Segment Start: Data shown
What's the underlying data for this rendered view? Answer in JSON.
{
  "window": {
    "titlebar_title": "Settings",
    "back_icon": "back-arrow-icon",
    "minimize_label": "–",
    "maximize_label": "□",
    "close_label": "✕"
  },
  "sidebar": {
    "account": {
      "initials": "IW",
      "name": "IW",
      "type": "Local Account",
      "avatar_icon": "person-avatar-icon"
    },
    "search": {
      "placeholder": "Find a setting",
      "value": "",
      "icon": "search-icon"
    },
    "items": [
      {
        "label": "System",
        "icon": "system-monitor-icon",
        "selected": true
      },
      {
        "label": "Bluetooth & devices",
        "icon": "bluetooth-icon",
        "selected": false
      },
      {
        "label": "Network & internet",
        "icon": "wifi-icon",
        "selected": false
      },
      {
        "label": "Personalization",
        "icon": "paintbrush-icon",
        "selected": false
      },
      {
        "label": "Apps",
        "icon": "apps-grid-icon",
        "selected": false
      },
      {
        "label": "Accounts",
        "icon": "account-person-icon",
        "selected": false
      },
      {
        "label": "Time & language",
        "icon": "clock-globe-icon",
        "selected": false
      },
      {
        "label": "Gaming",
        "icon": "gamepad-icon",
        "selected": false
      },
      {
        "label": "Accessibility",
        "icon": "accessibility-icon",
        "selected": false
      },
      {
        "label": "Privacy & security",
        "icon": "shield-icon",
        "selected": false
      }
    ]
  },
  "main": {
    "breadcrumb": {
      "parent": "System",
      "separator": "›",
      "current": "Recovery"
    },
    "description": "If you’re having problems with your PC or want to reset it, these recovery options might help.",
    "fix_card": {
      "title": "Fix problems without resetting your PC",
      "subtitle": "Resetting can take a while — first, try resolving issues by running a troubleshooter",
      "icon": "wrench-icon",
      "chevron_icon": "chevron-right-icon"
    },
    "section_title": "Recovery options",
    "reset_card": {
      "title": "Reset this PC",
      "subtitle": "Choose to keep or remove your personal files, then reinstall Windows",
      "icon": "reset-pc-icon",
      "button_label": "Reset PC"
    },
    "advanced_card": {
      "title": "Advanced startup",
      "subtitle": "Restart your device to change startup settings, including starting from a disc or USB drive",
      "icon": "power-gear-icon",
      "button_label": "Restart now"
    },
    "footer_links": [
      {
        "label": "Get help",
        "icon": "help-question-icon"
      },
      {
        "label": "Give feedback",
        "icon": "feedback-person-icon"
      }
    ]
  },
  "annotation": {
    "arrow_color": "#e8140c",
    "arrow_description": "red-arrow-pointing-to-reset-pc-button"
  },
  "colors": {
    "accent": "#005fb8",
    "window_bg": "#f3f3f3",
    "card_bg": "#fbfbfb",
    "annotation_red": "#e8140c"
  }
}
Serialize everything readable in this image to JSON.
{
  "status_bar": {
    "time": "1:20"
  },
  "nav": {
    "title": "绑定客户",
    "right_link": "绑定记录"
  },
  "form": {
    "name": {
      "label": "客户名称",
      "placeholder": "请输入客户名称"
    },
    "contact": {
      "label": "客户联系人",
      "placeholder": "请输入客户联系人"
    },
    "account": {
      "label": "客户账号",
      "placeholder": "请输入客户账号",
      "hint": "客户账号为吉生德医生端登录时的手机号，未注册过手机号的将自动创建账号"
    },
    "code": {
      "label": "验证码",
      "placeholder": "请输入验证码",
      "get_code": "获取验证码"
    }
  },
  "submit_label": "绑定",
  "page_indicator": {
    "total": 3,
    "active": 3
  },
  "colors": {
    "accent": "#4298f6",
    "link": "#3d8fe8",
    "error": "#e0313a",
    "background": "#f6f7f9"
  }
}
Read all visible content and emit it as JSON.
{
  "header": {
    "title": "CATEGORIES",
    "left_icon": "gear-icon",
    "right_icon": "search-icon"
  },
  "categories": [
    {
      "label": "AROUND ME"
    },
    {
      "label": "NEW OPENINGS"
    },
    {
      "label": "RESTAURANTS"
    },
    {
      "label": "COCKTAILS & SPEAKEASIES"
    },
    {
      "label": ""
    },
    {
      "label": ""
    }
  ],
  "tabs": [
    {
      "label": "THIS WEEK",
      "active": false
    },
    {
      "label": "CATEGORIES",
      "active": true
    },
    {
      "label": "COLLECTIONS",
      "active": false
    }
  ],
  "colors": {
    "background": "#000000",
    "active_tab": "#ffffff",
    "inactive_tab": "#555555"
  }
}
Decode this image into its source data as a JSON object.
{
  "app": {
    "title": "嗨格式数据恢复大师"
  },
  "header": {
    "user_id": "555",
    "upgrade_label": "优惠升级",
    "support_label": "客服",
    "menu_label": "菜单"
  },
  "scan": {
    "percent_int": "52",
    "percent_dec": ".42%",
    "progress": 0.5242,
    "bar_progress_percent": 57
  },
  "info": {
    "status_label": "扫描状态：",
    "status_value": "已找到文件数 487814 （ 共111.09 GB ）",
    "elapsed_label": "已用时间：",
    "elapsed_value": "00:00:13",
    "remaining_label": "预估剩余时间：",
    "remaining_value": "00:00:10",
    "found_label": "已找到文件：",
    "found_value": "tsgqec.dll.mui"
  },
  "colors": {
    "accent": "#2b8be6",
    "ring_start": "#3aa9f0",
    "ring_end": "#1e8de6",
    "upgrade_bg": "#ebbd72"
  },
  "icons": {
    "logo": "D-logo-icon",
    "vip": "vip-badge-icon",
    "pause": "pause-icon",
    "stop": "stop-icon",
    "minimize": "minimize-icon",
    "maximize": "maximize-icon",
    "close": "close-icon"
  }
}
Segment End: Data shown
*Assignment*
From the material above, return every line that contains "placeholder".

*Answer box*
      "placeholder": "Find a setting",
      "placeholder": "请输入客户名称"
      "placeholder": "请输入客户联系人"
      "placeholder": "请输入客户账号",
      "placeholder": "请输入验证码",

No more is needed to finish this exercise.